INSTRUCTIONS TO FOLLOW — Give back each entry exactly as written, apart from the pictures.

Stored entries
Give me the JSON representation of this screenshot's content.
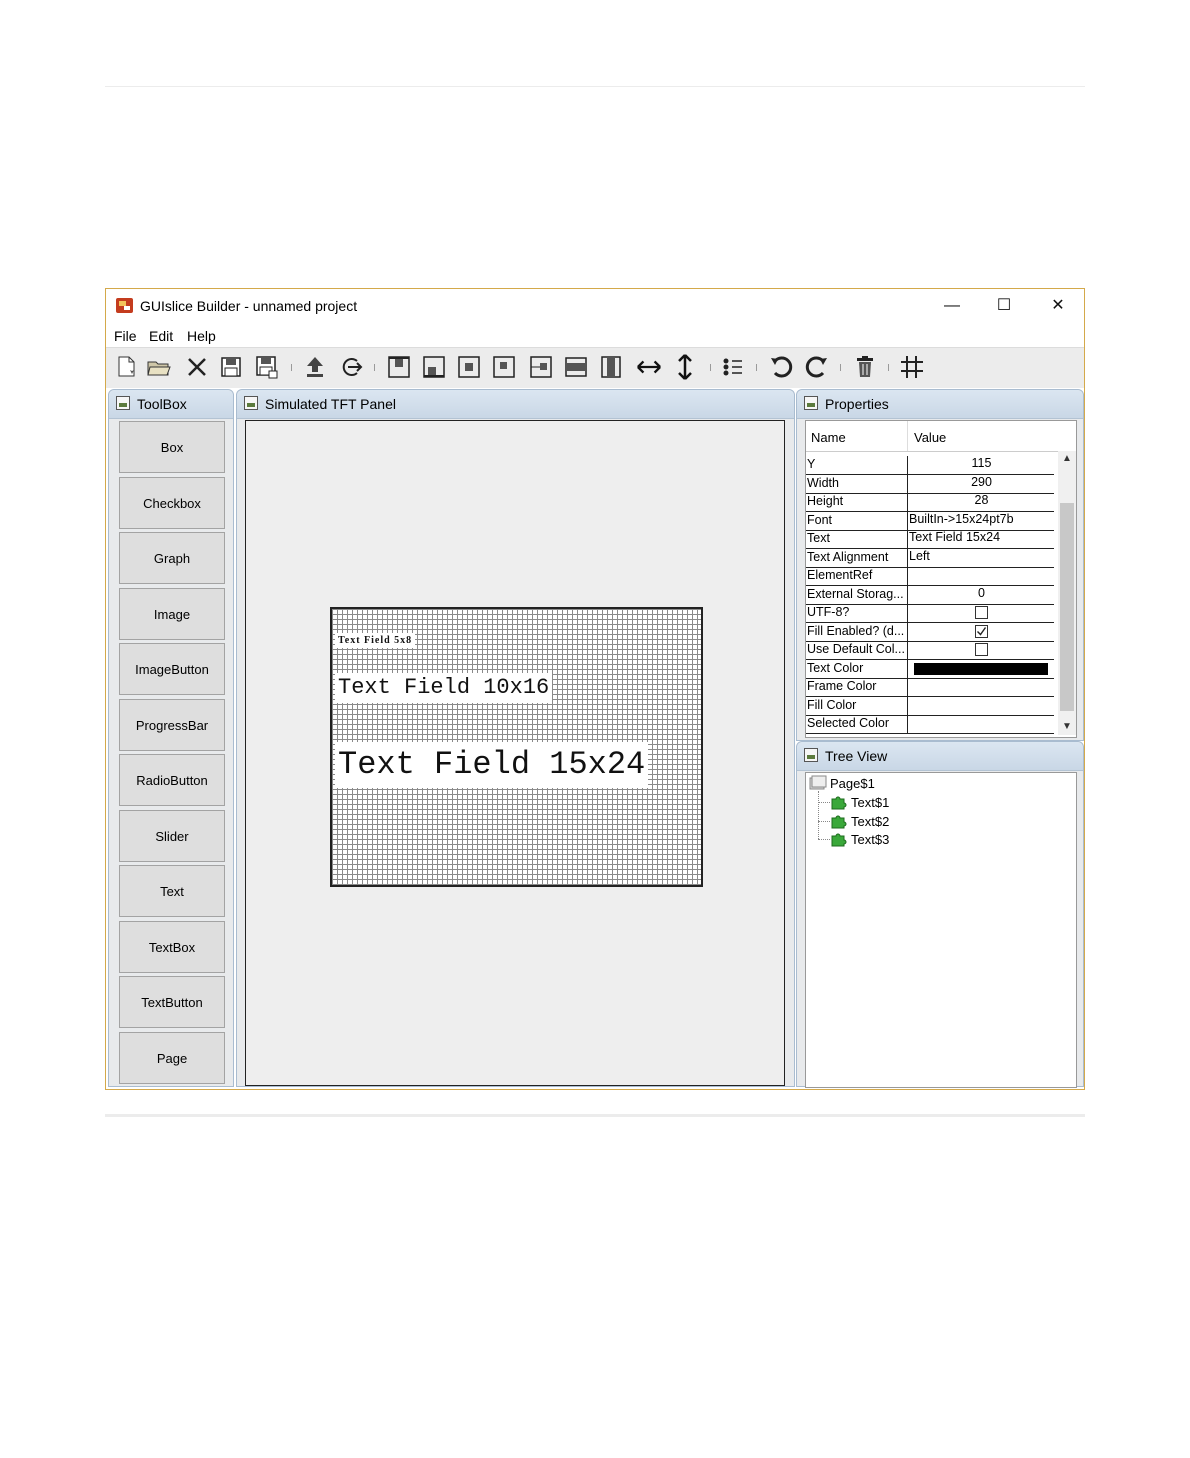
{
  "window": {
    "title": "GUIslice Builder - unnamed project",
    "minimize_glyph": "—",
    "maximize_glyph": "☐",
    "close_glyph": "✕"
  },
  "menu": [
    "File",
    "Edit",
    "Help"
  ],
  "toolbar": {
    "icons": [
      "new-file-icon",
      "open-folder-icon",
      "close-icon",
      "save-icon",
      "save-as-icon",
      "export-icon",
      "exit-icon",
      "align-top-icon",
      "align-bottom-icon",
      "align-center-icon",
      "align-hcenter-icon",
      "align-left-icon",
      "align-width-icon",
      "align-height-icon",
      "expand-horizontal-icon",
      "expand-vertical-icon",
      "list-icon",
      "undo-icon",
      "redo-icon",
      "delete-icon",
      "grid-icon"
    ]
  },
  "toolbox": {
    "title": "ToolBox",
    "buttons": [
      "Box",
      "Checkbox",
      "Graph",
      "Image",
      "ImageButton",
      "ProgressBar",
      "RadioButton",
      "Slider",
      "Text",
      "TextBox",
      "TextButton",
      "Page"
    ]
  },
  "tft_panel": {
    "title": "Simulated TFT Panel",
    "fields": [
      "Text Field 5x8",
      "Text Field 10x16",
      "Text Field 15x24"
    ]
  },
  "properties": {
    "title": "Properties",
    "col_name": "Name",
    "col_value": "Value",
    "rows": [
      {
        "name": "Y",
        "value": "115",
        "align": "center"
      },
      {
        "name": "Width",
        "value": "290",
        "align": "center"
      },
      {
        "name": "Height",
        "value": "28",
        "align": "center"
      },
      {
        "name": "Font",
        "value": "BuiltIn->15x24pt7b",
        "align": "left"
      },
      {
        "name": "Text",
        "value": "Text Field 15x24",
        "align": "left"
      },
      {
        "name": "Text Alignment",
        "value": "Left",
        "align": "left"
      },
      {
        "name": "ElementRef",
        "value": "",
        "align": "left"
      },
      {
        "name": "External Storag...",
        "value": "0",
        "align": "center"
      },
      {
        "name": "UTF-8?",
        "checked": false
      },
      {
        "name": "Fill Enabled? (d...",
        "checked": true
      },
      {
        "name": "Use Default Col...",
        "checked": false
      },
      {
        "name": "Text Color",
        "color": "#000000"
      },
      {
        "name": "Frame Color",
        "value": "",
        "align": "left"
      },
      {
        "name": "Fill Color",
        "value": "",
        "align": "left"
      },
      {
        "name": "Selected Color",
        "value": "",
        "align": "left"
      }
    ]
  },
  "tree_view": {
    "title": "Tree View",
    "root": "Page$1",
    "children": [
      "Text$1",
      "Text$2",
      "Text$3"
    ]
  }
}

ANSWER TO THIS EXERCISE —
Give me the JSON representation of this screenshot's content.
{
  "window": {
    "title": "GUIslice Builder - unnamed project",
    "minimize_glyph": "—",
    "maximize_glyph": "☐",
    "close_glyph": "✕"
  },
  "menu": [
    "File",
    "Edit",
    "Help"
  ],
  "toolbar": {
    "icons": [
      "new-file-icon",
      "open-folder-icon",
      "close-icon",
      "save-icon",
      "save-as-icon",
      "export-icon",
      "exit-icon",
      "align-top-icon",
      "align-bottom-icon",
      "align-center-icon",
      "align-hcenter-icon",
      "align-left-icon",
      "align-width-icon",
      "align-height-icon",
      "expand-horizontal-icon",
      "expand-vertical-icon",
      "list-icon",
      "undo-icon",
      "redo-icon",
      "delete-icon",
      "grid-icon"
    ]
  },
  "toolbox": {
    "title": "ToolBox",
    "buttons": [
      "Box",
      "Checkbox",
      "Graph",
      "Image",
      "ImageButton",
      "ProgressBar",
      "RadioButton",
      "Slider",
      "Text",
      "TextBox",
      "TextButton",
      "Page"
    ]
  },
  "tft_panel": {
    "title": "Simulated TFT Panel",
    "fields": [
      "Text Field 5x8",
      "Text Field 10x16",
      "Text Field 15x24"
    ]
  },
  "properties": {
    "title": "Properties",
    "col_name": "Name",
    "col_value": "Value",
    "rows": [
      {
        "name": "Y",
        "value": "115",
        "align": "center"
      },
      {
        "name": "Width",
        "value": "290",
        "align": "center"
      },
      {
        "name": "Height",
        "value": "28",
        "align": "center"
      },
      {
        "name": "Font",
        "value": "BuiltIn->15x24pt7b",
        "align": "left"
      },
      {
        "name": "Text",
        "value": "Text Field 15x24",
        "align": "left"
      },
      {
        "name": "Text Alignment",
        "value": "Left",
        "align": "left"
      },
      {
        "name": "ElementRef",
        "value": "",
        "align": "left"
      },
      {
        "name": "External Storag...",
        "value": "0",
        "align": "center"
      },
      {
        "name": "UTF-8?",
        "checked": false
      },
      {
        "name": "Fill Enabled? (d...",
        "checked": true
      },
      {
        "name": "Use Default Col...",
        "checked": false
      },
      {
        "name": "Text Color",
        "color": "#000000"
      },
      {
        "name": "Frame Color",
        "value": "",
        "align": "left"
      },
      {
        "name": "Fill Color",
        "value": "",
        "align": "left"
      },
      {
        "name": "Selected Color",
        "value": "",
        "align": "left"
      }
    ]
  },
  "tree_view": {
    "title": "Tree View",
    "root": "Page$1",
    "children": [
      "Text$1",
      "Text$2",
      "Text$3"
    ]
  }
}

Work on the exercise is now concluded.